It might be the difference between life and death.
More than 400 Soldiers from the 21st Theater Sustainment Command are scheduled to be certified or re-certified Combat Life Savers between March 16 and June 5.
The program is being taught by a mobile training team from the Pennsylvania Army National Guard’s Medical Battalion Training Site.
It’s not common to have Guard Soldiers teach active-duty Soldiers overseas, especially something as critical as CLS skills.
But, Maj. Gen. Yves Fontaine, 21st TSC commanding general, wanted to ensure all Soldiers are CLS certified, said Lt. Col. Martin Davis, assistant chief of staff for National Guard and Reserve Affairs at the 21st TSC.
Lieutenant Colonel Davis contacted the Office of the Surgeon of the National Guard Bureau to request assistance. Four teams of three medical instructors will each teach three courses in Kaiserslautern, Bamberg, Stuttgart, Baumholder and Grafenwöhr Mondays through Thursdays. On Fridays they will recertify Soldiers who have already taken the CLS training.
During the recertification process, the Soldiers must demonstrate proficiency in the life-savings skills they have previously gained.
Having the medical training teams on location makes it possible to bring highly-qualified medical instructors right to the Soldiers.
“It’s a great opportunity for us to assist in training war-fighting units, especially because the students here are very attentive and appreciate the vital importance of this course,” said Sgt. 1st Class Ronald James, a senior medical instructor with the PAARNG and the non-commissioned officer in charge of the CLS training course.
In an environment where minutes and seconds count, the expertise gleaned during the 40-hour class is critical. Especially since the curriculum was changed to include aid for the three most preventable cases of battlefield deaths, he said.
“We now teach how to stop bleeding from extremity wounds, how to open an airway and needle/chest decompression for chest injury and tension pneumothorax management,” Sergeant First Class James said. “We also teach basic casualty evaluation, how to stabilize fractures and medical evacuation procedures.”

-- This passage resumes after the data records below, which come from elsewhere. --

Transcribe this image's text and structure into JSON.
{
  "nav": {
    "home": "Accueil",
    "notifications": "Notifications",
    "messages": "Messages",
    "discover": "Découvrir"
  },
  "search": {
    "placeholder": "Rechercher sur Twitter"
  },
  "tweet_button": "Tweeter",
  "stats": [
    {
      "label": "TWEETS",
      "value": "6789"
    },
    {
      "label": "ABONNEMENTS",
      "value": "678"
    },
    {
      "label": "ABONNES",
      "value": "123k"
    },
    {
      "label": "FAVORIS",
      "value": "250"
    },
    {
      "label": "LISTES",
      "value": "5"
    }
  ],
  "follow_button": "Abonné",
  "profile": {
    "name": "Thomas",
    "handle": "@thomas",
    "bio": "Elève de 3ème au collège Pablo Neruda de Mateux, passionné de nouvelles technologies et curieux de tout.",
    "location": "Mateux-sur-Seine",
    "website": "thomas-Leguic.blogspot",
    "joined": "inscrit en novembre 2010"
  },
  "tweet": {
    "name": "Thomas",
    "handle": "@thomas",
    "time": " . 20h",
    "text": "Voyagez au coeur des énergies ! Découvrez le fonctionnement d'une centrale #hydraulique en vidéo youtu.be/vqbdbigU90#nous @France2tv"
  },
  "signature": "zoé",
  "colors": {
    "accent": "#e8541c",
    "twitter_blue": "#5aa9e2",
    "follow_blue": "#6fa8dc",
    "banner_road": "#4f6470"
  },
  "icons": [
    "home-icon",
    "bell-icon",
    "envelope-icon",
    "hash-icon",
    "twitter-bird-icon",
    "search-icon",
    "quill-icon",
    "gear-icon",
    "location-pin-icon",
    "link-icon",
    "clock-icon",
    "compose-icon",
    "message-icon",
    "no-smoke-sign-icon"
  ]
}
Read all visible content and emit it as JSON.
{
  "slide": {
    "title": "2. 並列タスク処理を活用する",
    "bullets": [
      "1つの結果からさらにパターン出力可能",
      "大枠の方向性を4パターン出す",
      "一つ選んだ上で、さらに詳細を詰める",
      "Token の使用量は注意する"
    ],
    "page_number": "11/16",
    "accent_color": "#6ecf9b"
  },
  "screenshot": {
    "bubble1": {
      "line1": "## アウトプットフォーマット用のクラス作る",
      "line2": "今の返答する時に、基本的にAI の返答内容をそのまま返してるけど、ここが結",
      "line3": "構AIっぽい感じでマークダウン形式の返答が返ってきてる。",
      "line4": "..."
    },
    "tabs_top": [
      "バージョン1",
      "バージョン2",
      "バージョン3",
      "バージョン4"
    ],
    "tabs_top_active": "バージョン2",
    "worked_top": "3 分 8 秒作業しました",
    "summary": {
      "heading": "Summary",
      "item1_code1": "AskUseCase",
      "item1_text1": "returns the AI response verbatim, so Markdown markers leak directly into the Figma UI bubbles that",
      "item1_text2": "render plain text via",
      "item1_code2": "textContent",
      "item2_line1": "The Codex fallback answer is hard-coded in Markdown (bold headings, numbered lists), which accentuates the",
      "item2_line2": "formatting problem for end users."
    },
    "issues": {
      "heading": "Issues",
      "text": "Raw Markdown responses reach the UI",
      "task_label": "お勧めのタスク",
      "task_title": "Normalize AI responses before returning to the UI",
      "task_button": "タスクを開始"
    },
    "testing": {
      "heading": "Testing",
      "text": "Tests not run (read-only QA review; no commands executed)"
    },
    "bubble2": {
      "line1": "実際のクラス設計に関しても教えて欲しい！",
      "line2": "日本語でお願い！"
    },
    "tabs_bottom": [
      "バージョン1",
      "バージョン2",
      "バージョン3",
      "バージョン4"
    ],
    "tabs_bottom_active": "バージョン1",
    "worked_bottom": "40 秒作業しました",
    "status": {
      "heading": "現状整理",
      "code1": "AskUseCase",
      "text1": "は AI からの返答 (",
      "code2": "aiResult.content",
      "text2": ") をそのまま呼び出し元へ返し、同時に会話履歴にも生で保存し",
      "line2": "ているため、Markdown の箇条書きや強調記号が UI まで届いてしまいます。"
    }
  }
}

The classes are a combination of classroom teaching and hands-on instruction.
“I wanted to attend a (CLS) course for a while now because I know how important it is,” said Spc. Heather Thomas, a 21st TSC postal clerk. “The training really helps. Things are not that hard once you get to practice – that’s what makes the difference.”
Staff Sgt. Justin Reed, motor transport operator with the 21st TSC’s 515th Transportation Company, said he agrees.
“The practice makes me more confident. Now I know I at least have a chance of making a difference, whether that is giving aid to someone injured in an accident on the Autobahn or during fighting downrange,” he said.
Sergeant First Class James said they have received phenomenal support from the 21st TSC staff, and the students are refreshingly